By 1762 he was a commander and promoted to captain in 1765. The first years of his command were spent on the west coast of Africa.
Barry Jolly, who is editor-in-chief of the historical society’s magazine, said: “He was a brilliant seaman with immense courage and popular with his men. Their loyalty to him was such that when he changed ship, his crew would ask to go with him.
“They also gave him a nickname, a sign of respect. Cornwallis’s was Billy Blue because whenever he sailed back to Britain, he would run up the Blue Peter flag to signal his immediate return to the sea.”
His bravery during the Battle of St Kitts in 1782 saw Cornwallis hailed a hero for holding off the 90-gun French flagship Ville de Paris.

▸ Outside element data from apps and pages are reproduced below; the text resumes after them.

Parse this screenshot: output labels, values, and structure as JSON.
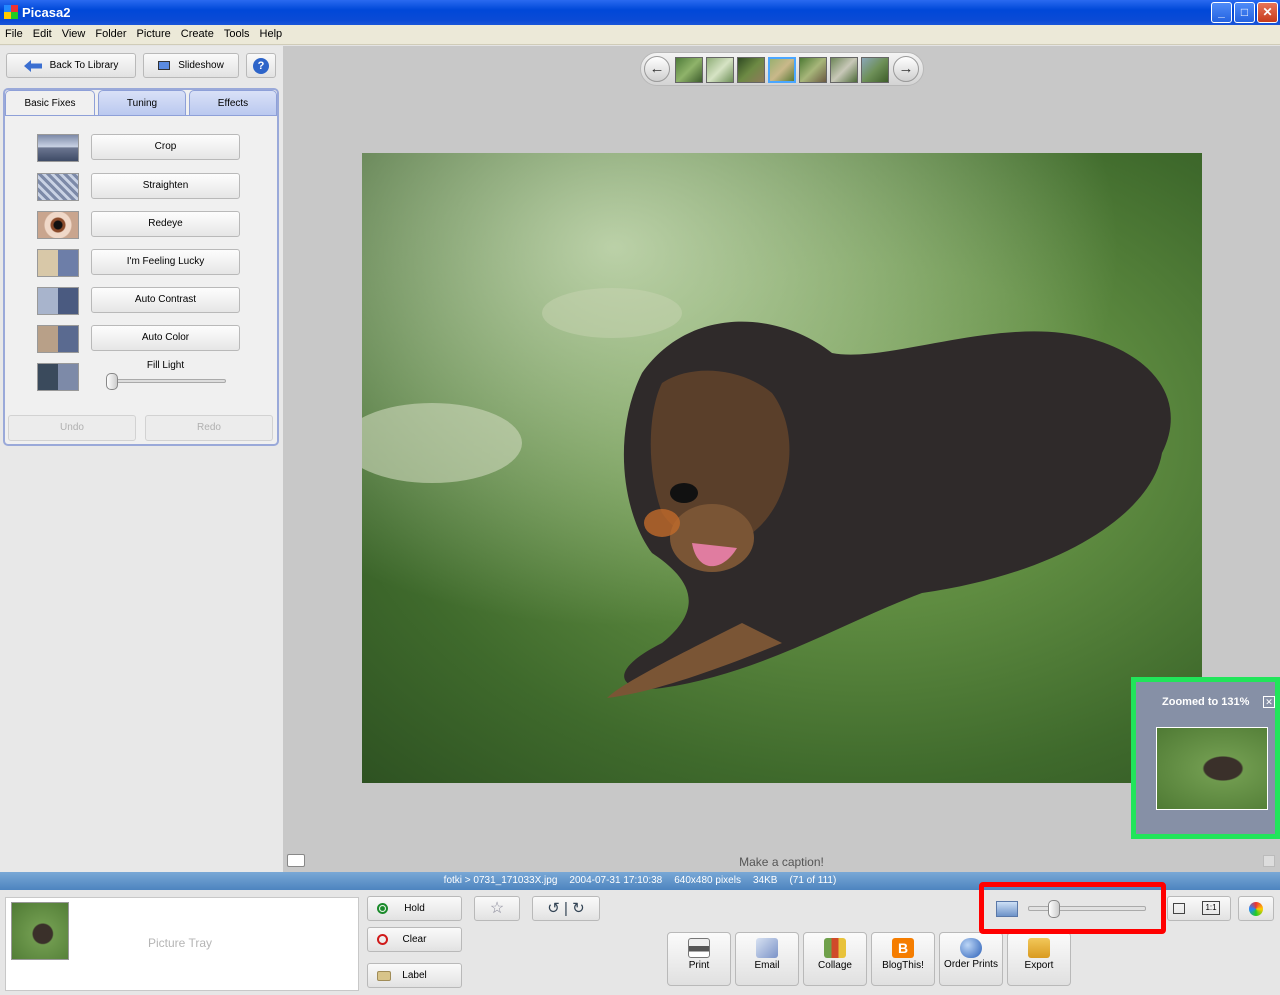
{
  "window": {
    "title": "Picasa2",
    "minimize": "_",
    "maximize": "□",
    "close": "✕"
  },
  "menu": [
    "File",
    "Edit",
    "View",
    "Folder",
    "Picture",
    "Create",
    "Tools",
    "Help"
  ],
  "toolbar": {
    "back": "Back To Library",
    "slideshow": "Slideshow",
    "help": "?"
  },
  "tabs": {
    "basic": "Basic Fixes",
    "tuning": "Tuning",
    "effects": "Effects"
  },
  "fixes": {
    "crop": "Crop",
    "straighten": "Straighten",
    "redeye": "Redeye",
    "lucky": "I'm Feeling Lucky",
    "contrast": "Auto Contrast",
    "color": "Auto Color",
    "filllight": "Fill Light",
    "undo": "Undo",
    "redo": "Redo"
  },
  "filllight_level": 0.0,
  "caption": "Make a caption!",
  "zoom": {
    "label": "Zoomed to 131%",
    "close": "✕"
  },
  "status": {
    "path": "fotki > 0731_171033X.jpg",
    "date": "2004-07-31 17:10:38",
    "dims": "640x480 pixels",
    "size": "34KB",
    "index": "(71 of 111)"
  },
  "tray": {
    "label": "Picture Tray",
    "hold": "Hold",
    "clear": "Clear",
    "label_btn": "Label"
  },
  "actions": {
    "print": "Print",
    "email": "Email",
    "collage": "Collage",
    "blog": "BlogThis!",
    "order": "Order Prints",
    "export": "Export"
  },
  "view_buttons": {
    "fit": "",
    "actual": "1:1"
  },
  "colors": {
    "highlight_green": "#21e55a",
    "highlight_red": "#ff0000",
    "status_blue": "#4d84bf"
  }
}
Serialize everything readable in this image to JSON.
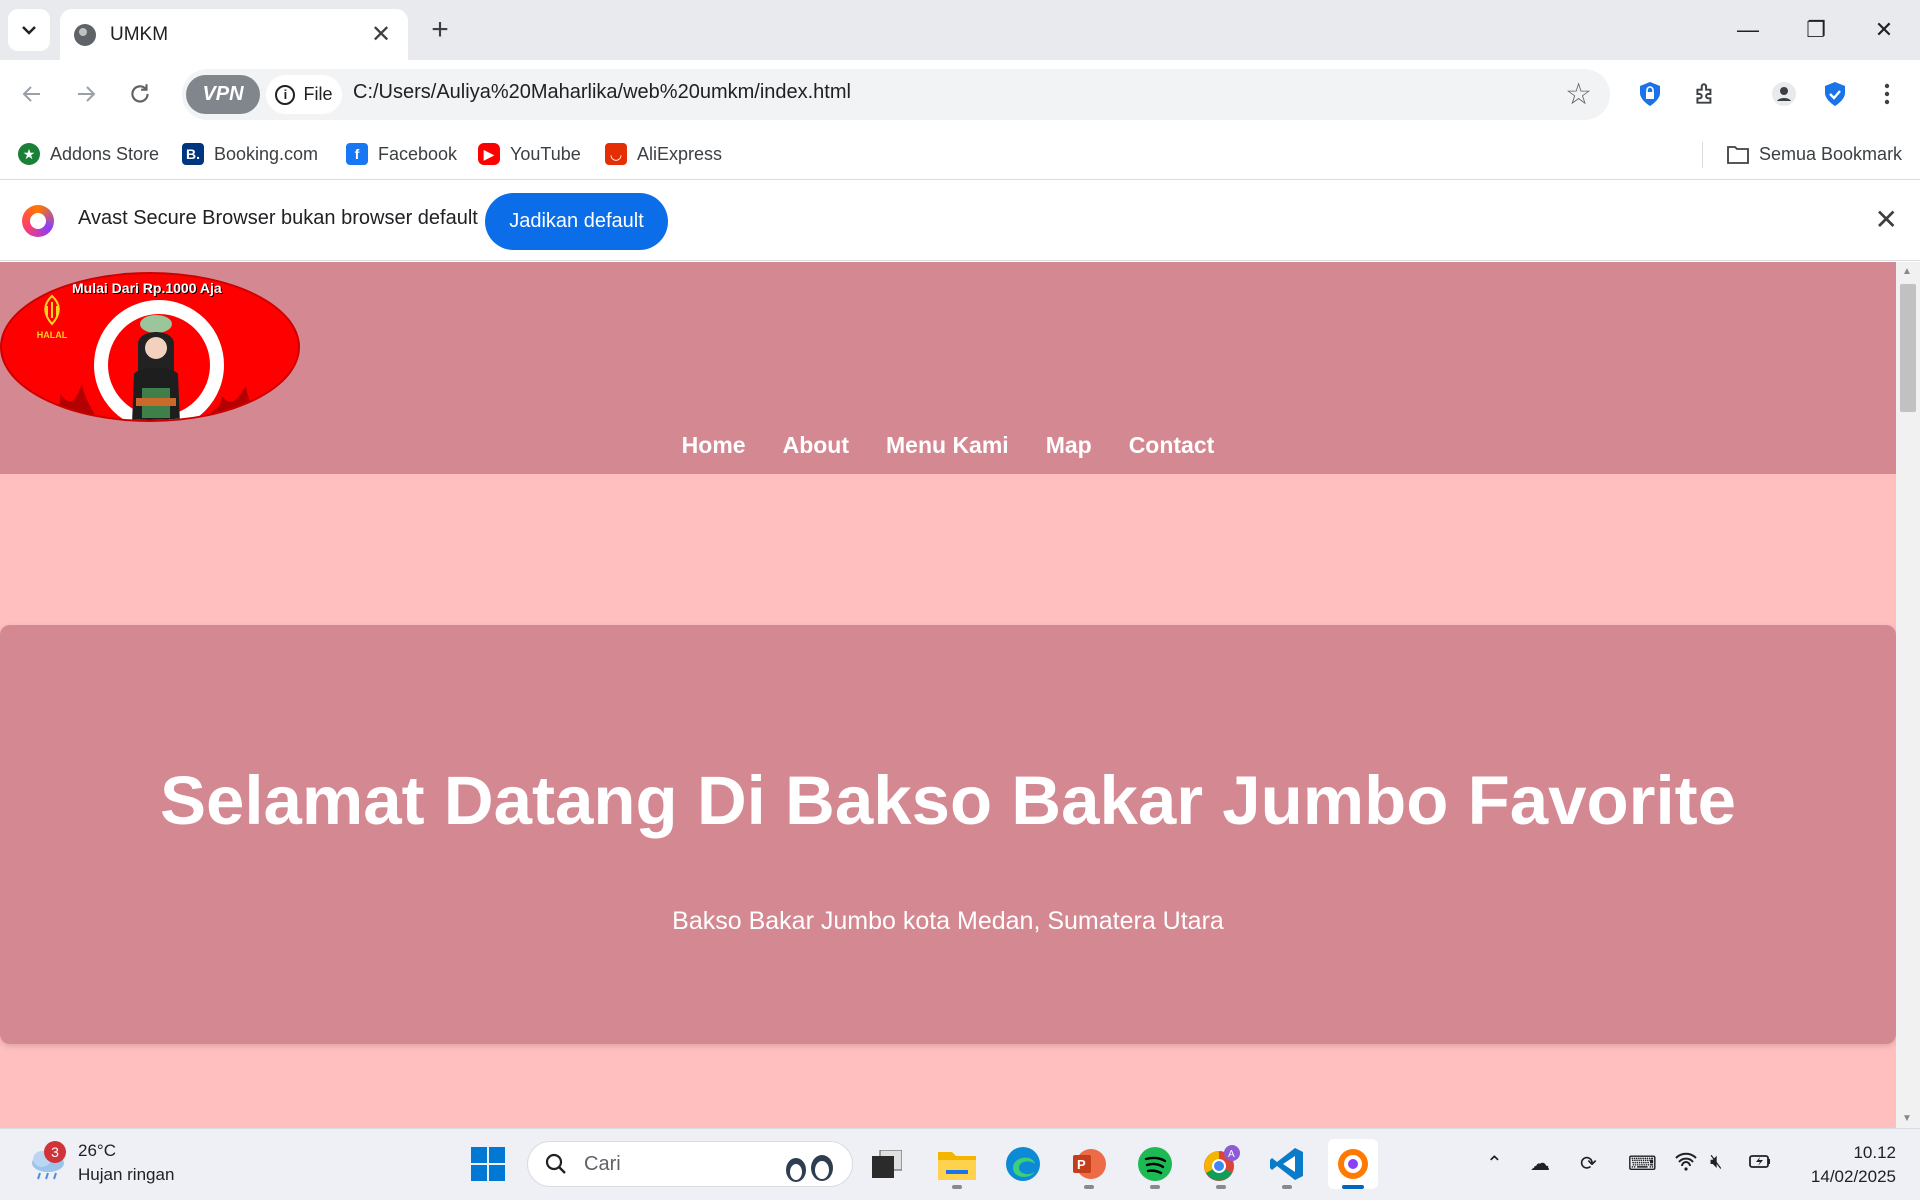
{
  "browser": {
    "tab_title": "UMKM",
    "vpn_label": "VPN",
    "chip_label": "File",
    "url": "C:/Users/Auliya%20Maharlika/web%20umkm/index.html",
    "bookmarks": [
      {
        "label": "Addons Store",
        "color": "#1a7f37"
      },
      {
        "label": "Booking.com",
        "color": "#003580"
      },
      {
        "label": "Facebook",
        "color": "#1877f2"
      },
      {
        "label": "YouTube",
        "color": "#ff0000"
      },
      {
        "label": "AliExpress",
        "color": "#e62e04"
      }
    ],
    "all_bookmarks": "Semua Bookmark",
    "infobar": {
      "text": "Avast Secure Browser bukan browser default",
      "button": "Jadikan default"
    }
  },
  "site": {
    "logo": {
      "tagline": "Mulai Dari Rp.1000 Aja",
      "halal": "HALAL"
    },
    "nav": [
      "Home",
      "About",
      "Menu Kami",
      "Map",
      "Contact"
    ],
    "hero": {
      "title": "Selamat Datang Di Bakso Bakar Jumbo Favorite",
      "subtitle": "Bakso Bakar Jumbo kota Medan, Sumatera Utara"
    },
    "colors": {
      "header": "#d48891",
      "background": "#ffbfbf"
    }
  },
  "taskbar": {
    "weather": {
      "temp": "26°C",
      "desc": "Hujan ringan",
      "badge": "3"
    },
    "search_placeholder": "Cari",
    "time": "10.12",
    "date": "14/02/2025"
  }
}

It was while in the Caribbean that Cornwallis saved Nelson’s life after he became ill with a fever. Doctors said he would die but Cornwallis set off with Nelson for England on his ship Lion, personally nursing his friend during the voyage.
Nelson later wrote to him, saying: “I never, never shall forget that to you I probably owe my life, and I feel that I imbibed from you certain sentiments which have greatly assisted me in my naval career – that we could always beat a Frenchman if we fought him long enough.”

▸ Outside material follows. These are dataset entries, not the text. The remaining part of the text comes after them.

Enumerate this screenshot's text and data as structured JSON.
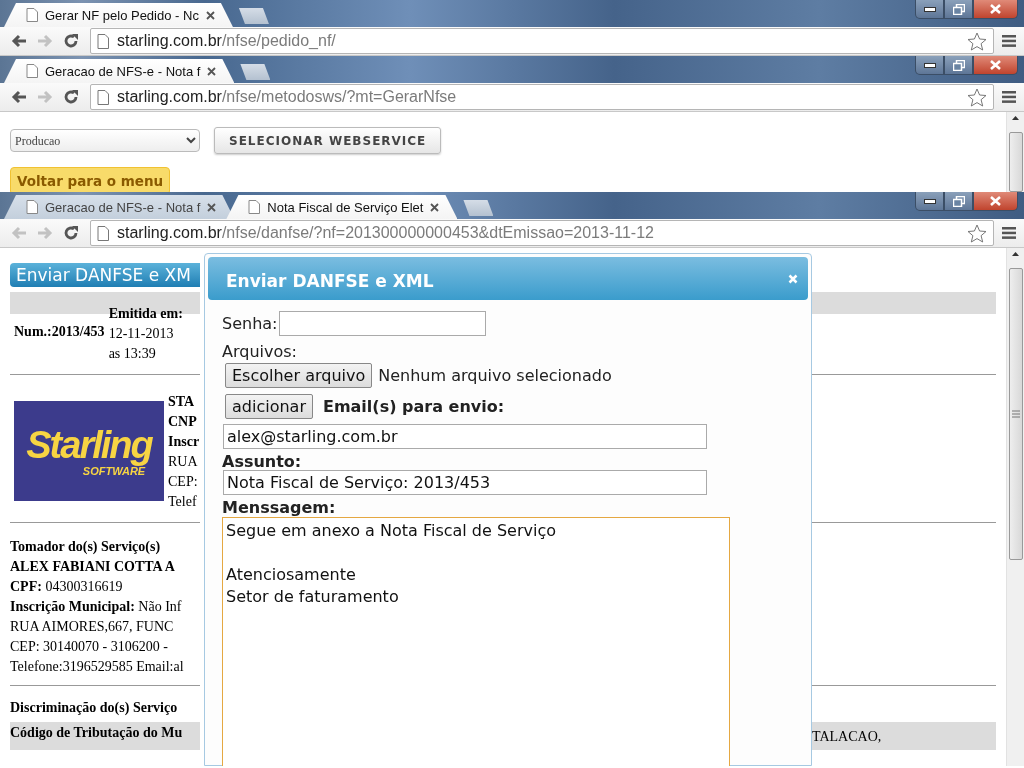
{
  "windows": [
    {
      "tabs": [
        {
          "title": "Gerar NF pelo Pedido - Nc",
          "selected": true
        }
      ],
      "url_host": "starling.com.br",
      "url_path": "/nfse/pedido_nf/",
      "back_enabled": true
    },
    {
      "tabs": [
        {
          "title": "Geracao de NFS-e - Nota f",
          "selected": true
        }
      ],
      "url_host": "starling.com.br",
      "url_path": "/nfse/metodosws/?mt=GerarNfse",
      "back_enabled": true,
      "page": {
        "kind": "webservice",
        "select_value": "Producao",
        "select_button": "SELECIONAR WEBSERVICE",
        "back_button": "Voltar para o menu"
      }
    },
    {
      "tabs": [
        {
          "title": "Geracao de NFS-e - Nota f",
          "selected": false
        },
        {
          "title": "Nota Fiscal de Serviço Elet",
          "selected": true
        }
      ],
      "url_host": "starling.com.br",
      "url_path": "/nfse/danfse/?nf=201300000000453&dtEmissao=2013-11-12",
      "back_enabled": false,
      "page": {
        "kind": "danfse",
        "header_title": "Enviar DANFSE e XM",
        "issued_label": "Emitida em:",
        "number": "Num.:2013/453",
        "issued_date": "12-11-2013",
        "issued_time": "as 13:39",
        "logo_text": "Starling",
        "logo_subtext": "SOFTWARE",
        "provider_lines": [
          {
            "text": "STA",
            "bold": true
          },
          {
            "text": "CNP",
            "bold": true
          },
          {
            "text": "Inscr",
            "bold": true
          },
          {
            "text": "RUA",
            "bold": false
          },
          {
            "text": "CEP:",
            "bold": false
          },
          {
            "text": "Telef",
            "bold": false
          }
        ],
        "taker_lines": [
          {
            "text": "Tomador do(s) Serviço(s)",
            "bold": true
          },
          {
            "text": "ALEX FABIANI COTTA A",
            "bold": true
          },
          {
            "text": "**CPF:** 04300316619",
            "bold": false
          },
          {
            "text": "**Inscrição Municipal:** Não Inf",
            "bold": false
          },
          {
            "text": "RUA AIMORES,667, FUNC",
            "bold": false
          },
          {
            "text": "CEP: 30140070 - 3106200 -",
            "bold": false
          },
          {
            "text": "Telefone:3196529585 Email:al",
            "bold": false
          }
        ],
        "services_heading": "Discriminação do(s) Serviço",
        "service_code_label": "Código de Tributação do Mu",
        "service_right_text": "TALACAO,",
        "dialog": {
          "title": "Enviar DANFSE e XML",
          "password_label": "Senha:",
          "files_label": "Arquivos:",
          "choose_button": "Escolher arquivo",
          "no_file": "Nenhum arquivo selecionado",
          "add_button": "adicionar",
          "emails_label": "Email(s) para envio:",
          "email_value": "alex@starling.com.br",
          "subject_label": "Assunto:",
          "subject_value": "Nota Fiscal de Serviço: 2013/453",
          "message_label": "Menssagem:",
          "message_value": "Segue em anexo a Nota Fiscal de Serviço\n\nAtenciosamente\nSetor de faturamento",
          "message_focused": true
        }
      }
    }
  ]
}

In 1787 Cornwallis was appointed Colonel of Marines; in 1796 rear admiral of Great Britain becoming rear admiral of the United Kingdom after the Act of Union in 1801; and in 1814 vice-admiral of the UK.
A highlight of his career was on 16th June 1795 when he was in command of a small squadron that sighted a much larger French fleet. The ensuing action became famous as “Cornwallis’s Retreat”.
He was cruising near Brest with five ships of the line and two frigates when they came across a vastly superior French fleet of 12 ships of the line and 14 large frigates.
Realising he was completely outgunned, master tactician Cornwallis turned his ship back towards the French and pretended to signal over the horizon to non-existent support.
The French fell for it and promptly withdrew. His actions were later described as being one of the “finest displays of united courage and coolness to be found in our naval history”.
He was appointed to commander of the Channel Fleet in 1801 and was in such a rush to leave, he left his baggage for collection in Lymington and raced to Torbay to join his ship.
At the time, Napoleon’s plan to invade England involved 167,000 men sailing in 2,400 vessels. But first he had to move his French navy fleet out of Brest to spearhead the invasion.
He confidently stated: “Let us be masters of the Channel for six hours and we are masters of the world.”
But Napoleon had reckoned without Cornwallis’s remarkable perseverance which even in horrendous weather conditions saw him maintain the blockade of Brest until 1806.
Newspapers in England marvelled at Cornwallis’s feat at keeping the French at bay for so long. There were no big battles, just one man’s steely determination that the enemy would not get through.
Cornwallis’s blockade is recognised by historians as equal to Nelson’s victory at Trafalgar in preventing Napoleon’s invasion.
His role in Brest came to an end when William Pitt the Younger died in 1806. The political scene changed and Cornwallis found himself pushed aside. After leaving the navy, he returned to live at Newlands with his great friend John Whitby, his wife and daughter.
Cornwallis was heartbroken when John died at the age of 38.
Historical society chairman Chris Hobby said: “He lived a very quiet life with his beloved parrots he had brought back from his ship.”
Cornwallis died on 5th July 1819. In his original will he had asked to be buried at sea like a “common sailor” but later instructed that he should be buried alongside his friend John at All Saints.
Many years later John’s daughter erected a grand memorial inside the church paying tribute to Cornwallis and her parents.
Milford bears many memories of the men such as Cornwallis Road and Whitby Road. But there have been calls for more national recognition for the man who helped save England from the French, such as a plaque to his memory at St Paul’s Cathedral where Nelson is buried.
Mr Jolly said: “That would at least be something for a man who did so much for his country.”